Mezzo-soprano Carrie Stallings was completely convincing as Bertarido. Her voice was vibrant and agile, while her characterization of the King was bold and heroic without a hint of exaggeration.
Tenor Adam Bonanni offered a convincing picture of Grimoaldo, the usurper who talks (and sings) tougher than he is. Bonanni also sang extremely well, varying his tone and power to dramatic circumstance, and with well-arched phrasing.
Philip Gay was impressive as the truly ruthless Garibaldo, who is the power behind Grimoaldo until he sees an opportunity for more power by trying to kill Grimoaldo. Gay has a one-dimensional character but sang with ample vocal heft.
Bertarido's sister, Eduige, who rejects Grimoaldo's offer of marriage before he turns to her sister-in-law, was ably performed by mezzo-soprano Laurel Sernerdijian. Her voice has appealing weight, intensity and flexibility.
Zachary Wood sang the countertenor part of Unulfo. He's actually a bass, but sang with confidence and appealing, consistent tone octaves above his home turf.
Conductor Michael Beattie led a performance that was brilliantly unified in baroque style and dramatic thrust. The orchestra featured guest artists Chatham Baroque, along with Mark Trawka on harpsichord. The remainder of the ensemble was drawn from Pittsburgh Opera Orchestra, played as though born to the baroque manner.
The staging has to work within the constraints of the small size of the stage. The dramatic focus offered by stage director Crystal Manich is well conceived. However, her idea of the opera as taking place in a war zone was overdone in the set design. More distracting is the practice of have parts of the set, including the fauna to represent the royal garden, move in and out of place while characters are singing.
“Rodelinda” lasts just under three hours as presented by Pittsburgh Opera. There were many cuts; a complete performance would last about four hours. This production also cuts the opera's total duration by breaking it into two parts, rather than Handel's three acts, saving a 20-minute intermission.
Pittsburgh Opera's “Rodelinda” will be repeated at 7 p.m. Jan. 27, 7:30 p.m. Jan. 30, and 2 p.m. Feb. 1 at Pittsburgh Creative and Performing Arts school, Downtown. Admission is $50. Details: 412-456-6666 or pittsburghopera.org
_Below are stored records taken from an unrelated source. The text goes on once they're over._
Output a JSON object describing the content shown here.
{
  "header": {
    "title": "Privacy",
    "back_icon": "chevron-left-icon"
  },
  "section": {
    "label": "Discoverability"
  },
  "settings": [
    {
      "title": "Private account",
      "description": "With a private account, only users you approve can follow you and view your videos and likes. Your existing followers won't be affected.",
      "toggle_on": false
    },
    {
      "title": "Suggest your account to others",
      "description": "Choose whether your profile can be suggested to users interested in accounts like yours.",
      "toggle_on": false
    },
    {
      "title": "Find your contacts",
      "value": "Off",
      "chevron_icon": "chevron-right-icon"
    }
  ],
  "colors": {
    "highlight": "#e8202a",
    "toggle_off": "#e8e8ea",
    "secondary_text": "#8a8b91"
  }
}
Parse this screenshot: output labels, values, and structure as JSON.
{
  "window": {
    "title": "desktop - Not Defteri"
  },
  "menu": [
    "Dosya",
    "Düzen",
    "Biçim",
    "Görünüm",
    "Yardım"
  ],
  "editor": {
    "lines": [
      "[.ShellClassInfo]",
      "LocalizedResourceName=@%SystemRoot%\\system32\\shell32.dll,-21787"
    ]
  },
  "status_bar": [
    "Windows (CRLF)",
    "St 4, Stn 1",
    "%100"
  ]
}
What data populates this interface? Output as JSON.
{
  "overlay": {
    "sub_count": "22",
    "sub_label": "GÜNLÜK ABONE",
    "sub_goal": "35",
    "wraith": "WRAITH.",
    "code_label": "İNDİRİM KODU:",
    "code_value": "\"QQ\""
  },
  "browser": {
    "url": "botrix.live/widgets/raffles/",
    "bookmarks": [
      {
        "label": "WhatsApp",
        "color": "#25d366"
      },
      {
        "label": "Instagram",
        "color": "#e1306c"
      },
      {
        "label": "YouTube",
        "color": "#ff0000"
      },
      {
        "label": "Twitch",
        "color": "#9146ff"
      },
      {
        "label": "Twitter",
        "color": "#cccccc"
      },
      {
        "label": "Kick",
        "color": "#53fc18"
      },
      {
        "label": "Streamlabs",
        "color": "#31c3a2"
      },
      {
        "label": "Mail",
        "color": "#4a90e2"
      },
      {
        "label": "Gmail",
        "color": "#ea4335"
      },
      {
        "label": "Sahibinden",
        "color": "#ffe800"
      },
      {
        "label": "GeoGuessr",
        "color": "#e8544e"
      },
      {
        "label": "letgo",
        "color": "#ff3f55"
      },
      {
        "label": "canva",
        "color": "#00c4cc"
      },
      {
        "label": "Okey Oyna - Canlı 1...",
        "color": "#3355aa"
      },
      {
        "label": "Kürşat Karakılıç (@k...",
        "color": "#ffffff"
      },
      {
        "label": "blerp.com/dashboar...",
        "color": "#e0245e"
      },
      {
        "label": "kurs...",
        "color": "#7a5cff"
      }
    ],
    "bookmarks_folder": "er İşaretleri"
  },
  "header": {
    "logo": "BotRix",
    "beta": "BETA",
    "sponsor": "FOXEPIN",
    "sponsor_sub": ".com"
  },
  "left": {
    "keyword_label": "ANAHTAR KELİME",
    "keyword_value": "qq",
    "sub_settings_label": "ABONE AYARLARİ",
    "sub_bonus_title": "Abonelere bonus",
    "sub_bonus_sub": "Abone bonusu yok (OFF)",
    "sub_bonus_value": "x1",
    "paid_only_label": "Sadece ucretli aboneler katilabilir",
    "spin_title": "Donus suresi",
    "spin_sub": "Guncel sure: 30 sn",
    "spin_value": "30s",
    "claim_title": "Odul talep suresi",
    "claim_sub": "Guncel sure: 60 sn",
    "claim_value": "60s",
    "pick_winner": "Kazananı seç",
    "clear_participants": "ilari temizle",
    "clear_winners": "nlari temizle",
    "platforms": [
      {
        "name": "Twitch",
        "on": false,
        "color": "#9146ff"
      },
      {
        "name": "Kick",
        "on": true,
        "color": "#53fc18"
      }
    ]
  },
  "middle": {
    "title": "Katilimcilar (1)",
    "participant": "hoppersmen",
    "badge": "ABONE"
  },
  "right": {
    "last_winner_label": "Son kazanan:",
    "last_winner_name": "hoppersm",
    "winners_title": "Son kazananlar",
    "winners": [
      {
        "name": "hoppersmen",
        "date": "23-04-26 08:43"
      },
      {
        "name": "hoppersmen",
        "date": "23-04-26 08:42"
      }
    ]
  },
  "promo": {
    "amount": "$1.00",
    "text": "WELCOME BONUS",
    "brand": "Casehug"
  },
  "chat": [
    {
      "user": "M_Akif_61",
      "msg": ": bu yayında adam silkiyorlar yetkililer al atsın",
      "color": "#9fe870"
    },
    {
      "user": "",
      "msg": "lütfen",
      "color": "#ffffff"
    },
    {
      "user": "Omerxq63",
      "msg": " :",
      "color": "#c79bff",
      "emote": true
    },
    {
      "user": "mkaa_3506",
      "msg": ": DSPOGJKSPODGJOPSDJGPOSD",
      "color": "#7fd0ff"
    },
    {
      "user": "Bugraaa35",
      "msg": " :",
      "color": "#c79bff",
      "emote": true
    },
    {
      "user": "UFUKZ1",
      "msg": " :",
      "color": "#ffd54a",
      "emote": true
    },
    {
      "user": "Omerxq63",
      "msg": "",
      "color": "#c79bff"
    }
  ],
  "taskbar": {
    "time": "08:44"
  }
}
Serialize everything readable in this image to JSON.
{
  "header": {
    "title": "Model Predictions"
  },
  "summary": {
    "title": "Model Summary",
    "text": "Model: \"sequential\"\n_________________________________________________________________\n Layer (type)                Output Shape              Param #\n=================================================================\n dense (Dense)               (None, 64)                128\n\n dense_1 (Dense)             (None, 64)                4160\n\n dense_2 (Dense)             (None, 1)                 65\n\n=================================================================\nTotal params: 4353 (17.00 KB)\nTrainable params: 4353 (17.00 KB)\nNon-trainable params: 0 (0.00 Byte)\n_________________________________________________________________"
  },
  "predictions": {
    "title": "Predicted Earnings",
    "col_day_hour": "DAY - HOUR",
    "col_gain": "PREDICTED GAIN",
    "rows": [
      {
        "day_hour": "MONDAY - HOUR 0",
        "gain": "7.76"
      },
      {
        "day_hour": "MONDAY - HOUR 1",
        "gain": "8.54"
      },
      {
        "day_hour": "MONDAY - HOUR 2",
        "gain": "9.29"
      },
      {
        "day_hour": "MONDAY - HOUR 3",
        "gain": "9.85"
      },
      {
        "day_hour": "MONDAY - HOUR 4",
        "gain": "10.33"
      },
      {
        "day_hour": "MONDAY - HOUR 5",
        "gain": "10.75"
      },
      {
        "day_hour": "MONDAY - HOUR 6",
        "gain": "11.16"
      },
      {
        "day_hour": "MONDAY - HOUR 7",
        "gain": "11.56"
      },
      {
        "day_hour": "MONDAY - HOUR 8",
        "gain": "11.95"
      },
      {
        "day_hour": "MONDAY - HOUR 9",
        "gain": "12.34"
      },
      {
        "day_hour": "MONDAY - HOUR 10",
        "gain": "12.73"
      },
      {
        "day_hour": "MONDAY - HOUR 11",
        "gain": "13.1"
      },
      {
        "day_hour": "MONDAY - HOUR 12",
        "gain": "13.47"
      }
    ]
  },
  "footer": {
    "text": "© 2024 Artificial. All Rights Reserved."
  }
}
Mark Kanny is classical music critic for Trib Total Media. He can be reached at 412-320-7877 or firstname.lastname@example.org.